    Last month, President Barack Obama and his family visited some of the most beautiful national parks in the U.S. Using the majestic backdrop of a towering waterfall in California's Yosemite National Park, Obama praised the national park system which celebrates its 100th anniversary this year. He talked about the importance of America’s “national treasures” and the need to protect them from climate change and other threats. VOA’s Julie Taboh reports.
    Video

    Video Counter-Islamic State Coalition Plots Next Steps

    As momentum shifts against Islamic State in Iraq, discussions are taking place about the next steps for driving the terrorist group from its final strongholds. Secretary of State John Kerry is hosting a counter-IS meeting at the State Department, a day after defense ministers from more than 30 countries reviewed and agreed upon a course of action. VOA Pentagon correspondent Carla Babb reports.
    Video

    Video Russia's Participation at Brazil Olympic Games Still In Question

    The International Olympic Committee has delayed a decision on whether to ban all Russian teams from competing in next month's Olympic Games in Brazil over allegations of an elaborate doping scheme. The World Anti-Doping Agency recently released an independent report alleging widespread doping by Russian athletes at the 2014 Winter Olympics in Sochi. So far, only Russian track and field athletes have been barred from the Summer Games in Brazil. VOA's Zlatica Hoke has more.
    Video

    Video Scotland’s Booming Whisky Industry Fears Brexit Hangover

    After Britain’s vote to leave the European Union, Scotland’s government wants to break away from the United Kingdom – fearing the nation’s exports are at risk. Among the biggest of these is whisky. Henry Ridgwell reports on a time of turmoil for those involved in the ancient art of distilling Scotland’s most famous product.
    Video

    Video Millennials Could Determine Who Wins Race to White House

    With only four months to go until Americans elect a new president, one group of voters is getting a lot more attention these days: those ages 18 to 35, a generation known as millennials. It’s a demographic that some analysts say could have the power to decide the 2016 election. But a lot depends on whether they actually turn out to vote. VOA’s Alexa Lamanna reports.

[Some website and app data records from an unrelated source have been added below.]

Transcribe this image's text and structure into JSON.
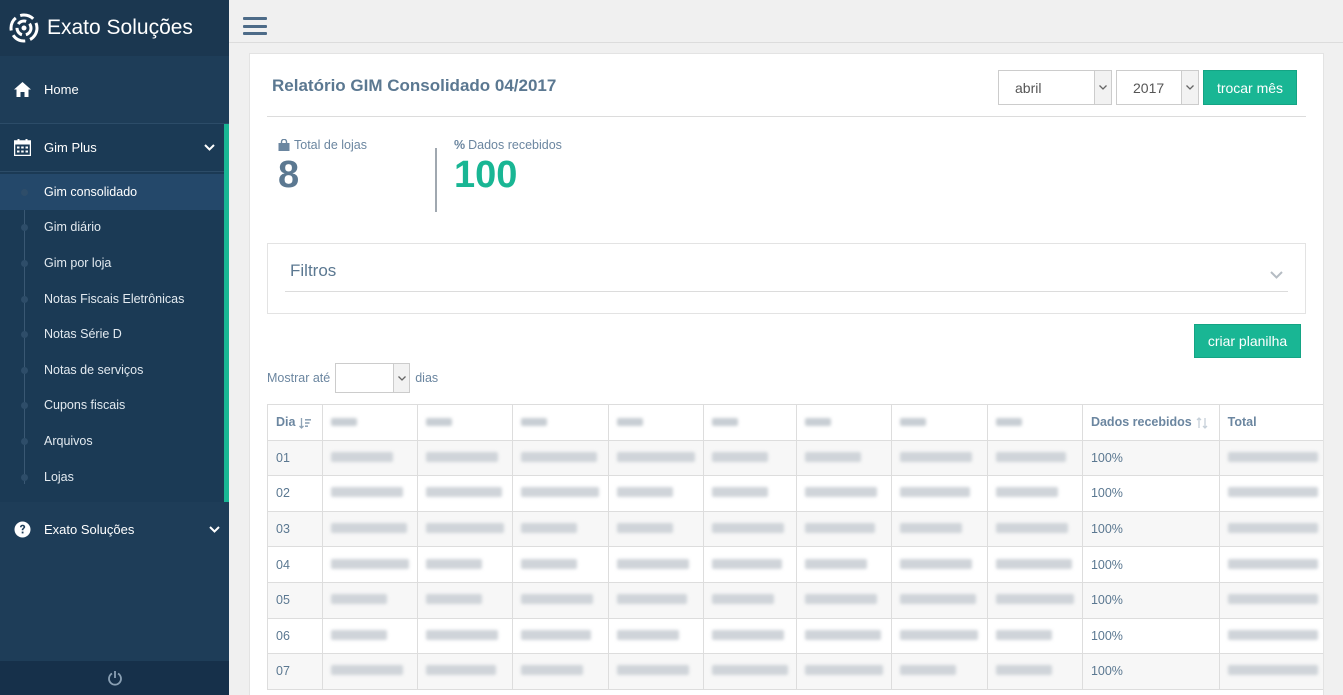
{
  "brand": {
    "name": "Exato Soluções"
  },
  "nav": {
    "home": "Home",
    "group": {
      "label": "Gim Plus",
      "items": [
        "Gim consolidado",
        "Gim diário",
        "Gim por loja",
        "Notas Fiscais Eletrônicas",
        "Notas Série D",
        "Notas de serviços",
        "Cupons fiscais",
        "Arquivos",
        "Lojas"
      ],
      "active_index": 0
    },
    "exato": "Exato Soluções"
  },
  "page": {
    "title": "Relatório GIM Consolidado 04/2017",
    "month_select": "abril",
    "year_select": "2017",
    "change_month_button": "trocar mês"
  },
  "stats": {
    "stores_label": "Total de lojas",
    "stores_value": "8",
    "received_label": "Dados recebidos",
    "received_symbol": "%",
    "received_value": "100"
  },
  "filters": {
    "title": "Filtros"
  },
  "actions": {
    "create_sheet_button": "criar planilha"
  },
  "show": {
    "prefix": "Mostrar até",
    "suffix": "dias"
  },
  "table": {
    "columns": [
      "Dia",
      "",
      "",
      "",
      "",
      "",
      "",
      "",
      "",
      "Dados recebidos",
      "Total"
    ],
    "rows": [
      {
        "day": "01",
        "received": "100%"
      },
      {
        "day": "02",
        "received": "100%"
      },
      {
        "day": "03",
        "received": "100%"
      },
      {
        "day": "04",
        "received": "100%"
      },
      {
        "day": "05",
        "received": "100%"
      },
      {
        "day": "06",
        "received": "100%"
      },
      {
        "day": "07",
        "received": "100%"
      }
    ]
  },
  "colors": {
    "sidebar": "#1e3d58",
    "accent": "#19b694",
    "title": "#5b7891",
    "stat_primary": "#5b7891"
  }
}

    Special Report

    Adrift The Invisible African Diaspora